# Exercise description
Could you give the data below again exactly, apart from the pictures?

# Task input

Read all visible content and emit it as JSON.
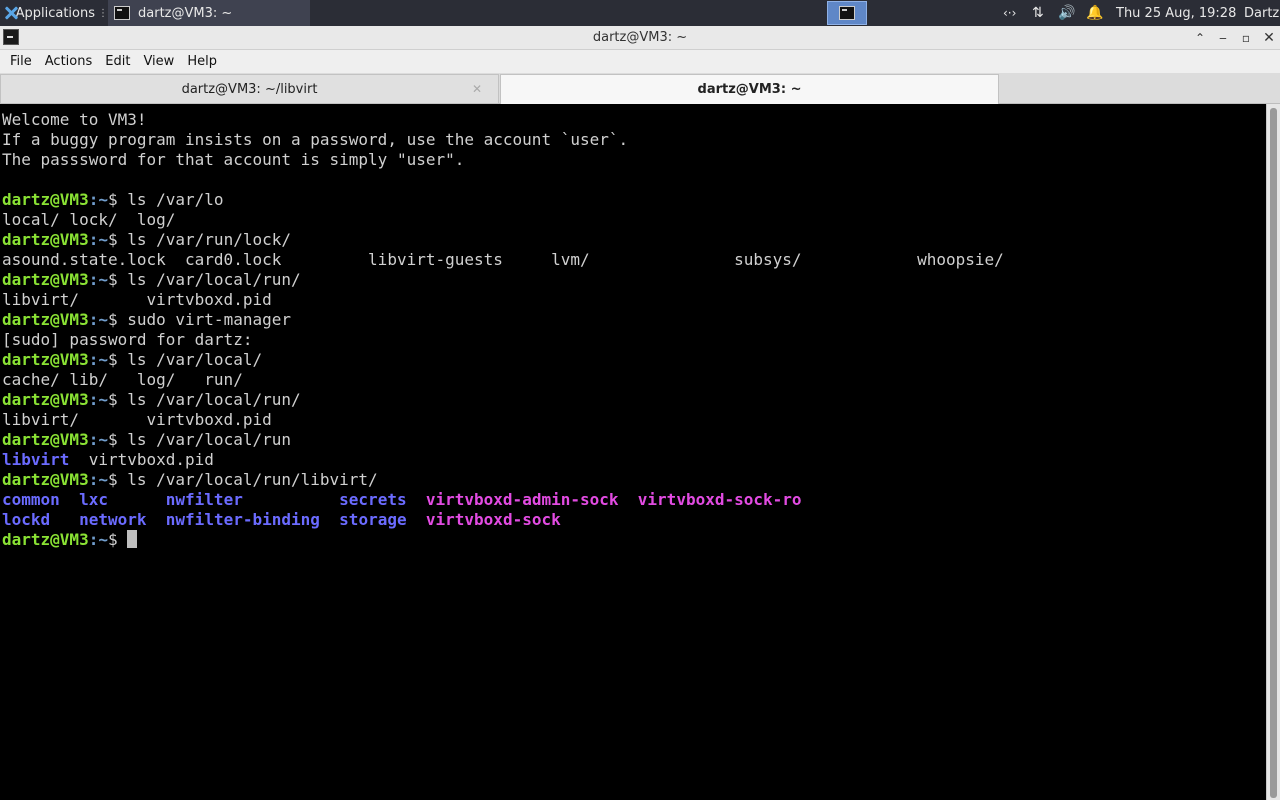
{
  "panel": {
    "apps_label": "Applications",
    "task_label": "dartz@VM3: ~",
    "net_icon": "‹·›",
    "updown_icon": "⇅",
    "volume_icon": "🔊",
    "bell_icon": "🔔",
    "clock": "Thu 25 Aug, 19:28",
    "user": "Dartz"
  },
  "window": {
    "title": "dartz@VM3: ~",
    "buttons": {
      "minimize": "‒",
      "shade": "⌄",
      "maximize": "▫",
      "close": "✕"
    }
  },
  "menubar": [
    "File",
    "Actions",
    "Edit",
    "View",
    "Help"
  ],
  "tabs": [
    {
      "label": "dartz@VM3: ~/libvirt",
      "active": false
    },
    {
      "label": "dartz@VM3: ~",
      "active": true
    }
  ],
  "terminal": {
    "prompt_user": "dartz@VM3",
    "prompt_path": ":~",
    "prompt_symbol": "$ ",
    "lines": [
      {
        "kind": "text",
        "text": "Welcome to VM3!"
      },
      {
        "kind": "text",
        "text": "If a buggy program insists on a password, use the account `user`."
      },
      {
        "kind": "text",
        "text": "The passsword for that account is simply \"user\"."
      },
      {
        "kind": "text",
        "text": ""
      },
      {
        "kind": "cmd",
        "text": "ls /var/lo"
      },
      {
        "kind": "text",
        "text": "local/ lock/  log/"
      },
      {
        "kind": "cmd",
        "text": "ls /var/run/lock/"
      },
      {
        "kind": "text",
        "text": "asound.state.lock  card0.lock         libvirt-guests     lvm/               subsys/            whoopsie/"
      },
      {
        "kind": "cmd",
        "text": "ls /var/local/run/"
      },
      {
        "kind": "text",
        "text": "libvirt/       virtvboxd.pid"
      },
      {
        "kind": "cmd",
        "text": "sudo virt-manager"
      },
      {
        "kind": "text",
        "text": "[sudo] password for dartz:"
      },
      {
        "kind": "cmd",
        "text": "ls /var/local/"
      },
      {
        "kind": "text",
        "text": "cache/ lib/   log/   run/"
      },
      {
        "kind": "cmd",
        "text": "ls /var/local/run/"
      },
      {
        "kind": "text",
        "text": "libvirt/       virtvboxd.pid"
      },
      {
        "kind": "cmd",
        "text": "ls /var/local/run"
      },
      {
        "kind": "colored",
        "segments": [
          {
            "text": "libvirt",
            "cls": "dir-blue"
          },
          {
            "text": "  virtvboxd.pid",
            "cls": ""
          }
        ]
      },
      {
        "kind": "cmd",
        "text": "ls /var/local/run/libvirt/"
      },
      {
        "kind": "colored",
        "segments": [
          {
            "text": "common",
            "cls": "dir-blue"
          },
          {
            "text": "  ",
            "cls": ""
          },
          {
            "text": "lxc",
            "cls": "dir-blue"
          },
          {
            "text": "      ",
            "cls": ""
          },
          {
            "text": "nwfilter",
            "cls": "dir-blue"
          },
          {
            "text": "          ",
            "cls": ""
          },
          {
            "text": "secrets",
            "cls": "dir-blue"
          },
          {
            "text": "  ",
            "cls": ""
          },
          {
            "text": "virtvboxd-admin-sock",
            "cls": "sock-magenta"
          },
          {
            "text": "  ",
            "cls": ""
          },
          {
            "text": "virtvboxd-sock-ro",
            "cls": "sock-magenta"
          }
        ]
      },
      {
        "kind": "colored",
        "segments": [
          {
            "text": "lockd",
            "cls": "dir-blue"
          },
          {
            "text": "   ",
            "cls": ""
          },
          {
            "text": "network",
            "cls": "dir-blue"
          },
          {
            "text": "  ",
            "cls": ""
          },
          {
            "text": "nwfilter-binding",
            "cls": "dir-blue"
          },
          {
            "text": "  ",
            "cls": ""
          },
          {
            "text": "storage",
            "cls": "dir-blue"
          },
          {
            "text": "  ",
            "cls": ""
          },
          {
            "text": "virtvboxd-sock",
            "cls": "sock-magenta"
          }
        ]
      },
      {
        "kind": "prompt",
        "text": ""
      }
    ]
  }
}
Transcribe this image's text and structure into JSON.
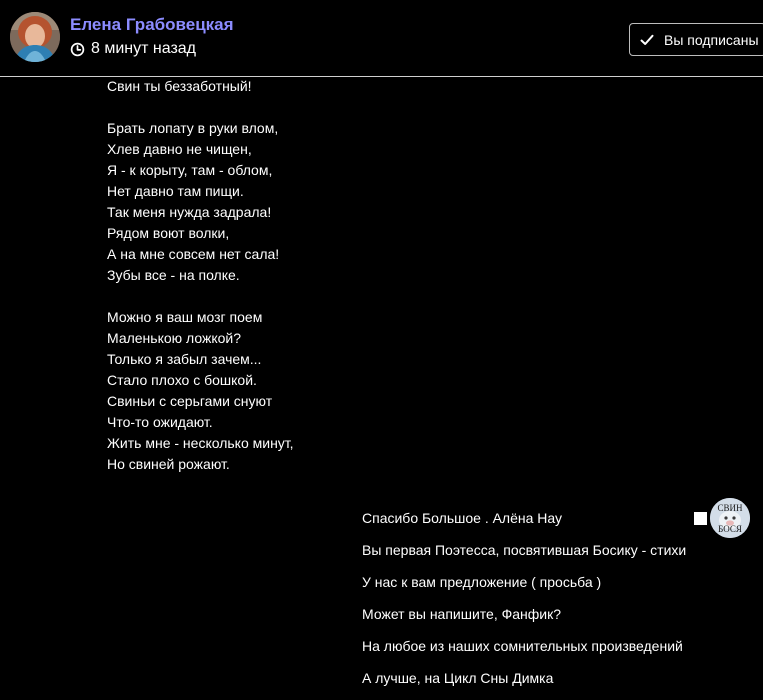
{
  "header": {
    "author_name": "Елена Грабовецкая",
    "time_icon": "clock-icon",
    "time_ago": "8 минут назад",
    "subscribe": {
      "icon": "checkmark-icon",
      "label": "Вы подписаны"
    }
  },
  "poem": {
    "lines": [
      "Свин ты беззаботный!",
      "",
      "Брать лопату в руки влом,",
      "Хлев давно не чищен,",
      "Я - к корыту, там - облом,",
      "Нет давно там пищи.",
      "Так меня нужда задрала!",
      "Рядом воют волки,",
      "А на мне совсем нет сала!",
      "Зубы все - на полке.",
      "",
      "Можно я ваш мозг поем",
      "Маленькою ложкой?",
      "Только я забыл зачем...",
      "Стало плохо с бошкой.",
      "Свиньи с серьгами снуют",
      "Что-то ожидают.",
      "Жить мне - несколько минут,",
      "Но свиней рожают."
    ]
  },
  "reply": {
    "avatar_label_top": "СВИН",
    "avatar_label_bottom": "БОСЯ",
    "lines": [
      "Спасибо Большое . Алёна Нау",
      "Вы первая Поэтесса, посвятившая Босику - стихи",
      "У нас к вам предложение ( просьба )",
      "Может вы напишите, Фанфик?",
      "На любое из наших сомнительных произведений",
      "А лучше, на Цикл Сны Димка"
    ]
  },
  "colors": {
    "background": "#000000",
    "author_name": "#8c8cff",
    "text": "#ffffff",
    "divider": "#cfcfcf"
  }
}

# Answer for the task
Read all visible content and emit it as JSON.
{
  "panel": {
    "apps_label": "Applications",
    "task_label": "dartz@VM3: ~",
    "net_icon": "‹·›",
    "updown_icon": "⇅",
    "volume_icon": "🔊",
    "bell_icon": "🔔",
    "clock": "Thu 25 Aug, 19:28",
    "user": "Dartz"
  },
  "window": {
    "title": "dartz@VM3: ~",
    "buttons": {
      "minimize": "‒",
      "shade": "⌄",
      "maximize": "▫",
      "close": "✕"
    }
  },
  "menubar": [
    "File",
    "Actions",
    "Edit",
    "View",
    "Help"
  ],
  "tabs": [
    {
      "label": "dartz@VM3: ~/libvirt",
      "active": false
    },
    {
      "label": "dartz@VM3: ~",
      "active": true
    }
  ],
  "terminal": {
    "prompt_user": "dartz@VM3",
    "prompt_path": ":~",
    "prompt_symbol": "$ ",
    "lines": [
      {
        "kind": "text",
        "text": "Welcome to VM3!"
      },
      {
        "kind": "text",
        "text": "If a buggy program insists on a password, use the account `user`."
      },
      {
        "kind": "text",
        "text": "The passsword for that account is simply \"user\"."
      },
      {
        "kind": "text",
        "text": ""
      },
      {
        "kind": "cmd",
        "text": "ls /var/lo"
      },
      {
        "kind": "text",
        "text": "local/ lock/  log/"
      },
      {
        "kind": "cmd",
        "text": "ls /var/run/lock/"
      },
      {
        "kind": "text",
        "text": "asound.state.lock  card0.lock         libvirt-guests     lvm/               subsys/            whoopsie/"
      },
      {
        "kind": "cmd",
        "text": "ls /var/local/run/"
      },
      {
        "kind": "text",
        "text": "libvirt/       virtvboxd.pid"
      },
      {
        "kind": "cmd",
        "text": "sudo virt-manager"
      },
      {
        "kind": "text",
        "text": "[sudo] password for dartz:"
      },
      {
        "kind": "cmd",
        "text": "ls /var/local/"
      },
      {
        "kind": "text",
        "text": "cache/ lib/   log/   run/"
      },
      {
        "kind": "cmd",
        "text": "ls /var/local/run/"
      },
      {
        "kind": "text",
        "text": "libvirt/       virtvboxd.pid"
      },
      {
        "kind": "cmd",
        "text": "ls /var/local/run"
      },
      {
        "kind": "colored",
        "segments": [
          {
            "text": "libvirt",
            "cls": "dir-blue"
          },
          {
            "text": "  virtvboxd.pid",
            "cls": ""
          }
        ]
      },
      {
        "kind": "cmd",
        "text": "ls /var/local/run/libvirt/"
      },
      {
        "kind": "colored",
        "segments": [
          {
            "text": "common",
            "cls": "dir-blue"
          },
          {
            "text": "  ",
            "cls": ""
          },
          {
            "text": "lxc",
            "cls": "dir-blue"
          },
          {
            "text": "      ",
            "cls": ""
          },
          {
            "text": "nwfilter",
            "cls": "dir-blue"
          },
          {
            "text": "          ",
            "cls": ""
          },
          {
            "text": "secrets",
            "cls": "dir-blue"
          },
          {
            "text": "  ",
            "cls": ""
          },
          {
            "text": "virtvboxd-admin-sock",
            "cls": "sock-magenta"
          },
          {
            "text": "  ",
            "cls": ""
          },
          {
            "text": "virtvboxd-sock-ro",
            "cls": "sock-magenta"
          }
        ]
      },
      {
        "kind": "colored",
        "segments": [
          {
            "text": "lockd",
            "cls": "dir-blue"
          },
          {
            "text": "   ",
            "cls": ""
          },
          {
            "text": "network",
            "cls": "dir-blue"
          },
          {
            "text": "  ",
            "cls": ""
          },
          {
            "text": "nwfilter-binding",
            "cls": "dir-blue"
          },
          {
            "text": "  ",
            "cls": ""
          },
          {
            "text": "storage",
            "cls": "dir-blue"
          },
          {
            "text": "  ",
            "cls": ""
          },
          {
            "text": "virtvboxd-sock",
            "cls": "sock-magenta"
          }
        ]
      },
      {
        "kind": "prompt",
        "text": ""
      }
    ]
  }
}
Transcribe this image's text and structure into JSON.
{
  "header": {
    "author_name": "Елена Грабовецкая",
    "time_icon": "clock-icon",
    "time_ago": "8 минут назад",
    "subscribe": {
      "icon": "checkmark-icon",
      "label": "Вы подписаны"
    }
  },
  "poem": {
    "lines": [
      "Свин ты беззаботный!",
      "",
      "Брать лопату в руки влом,",
      "Хлев давно не чищен,",
      "Я - к корыту, там - облом,",
      "Нет давно там пищи.",
      "Так меня нужда задрала!",
      "Рядом воют волки,",
      "А на мне совсем нет сала!",
      "Зубы все - на полке.",
      "",
      "Можно я ваш мозг поем",
      "Маленькою ложкой?",
      "Только я забыл зачем...",
      "Стало плохо с бошкой.",
      "Свиньи с серьгами снуют",
      "Что-то ожидают.",
      "Жить мне - несколько минут,",
      "Но свиней рожают."
    ]
  },
  "reply": {
    "avatar_label_top": "СВИН",
    "avatar_label_bottom": "БОСЯ",
    "lines": [
      "Спасибо Большое . Алёна Нау",
      "Вы первая Поэтесса, посвятившая Босику - стихи",
      "У нас к вам предложение ( просьба )",
      "Может вы напишите, Фанфик?",
      "На любое из наших сомнительных произведений",
      "А лучше, на Цикл Сны Димка"
    ]
  },
  "colors": {
    "background": "#000000",
    "author_name": "#8c8cff",
    "text": "#ffffff",
    "divider": "#cfcfcf"
  }
}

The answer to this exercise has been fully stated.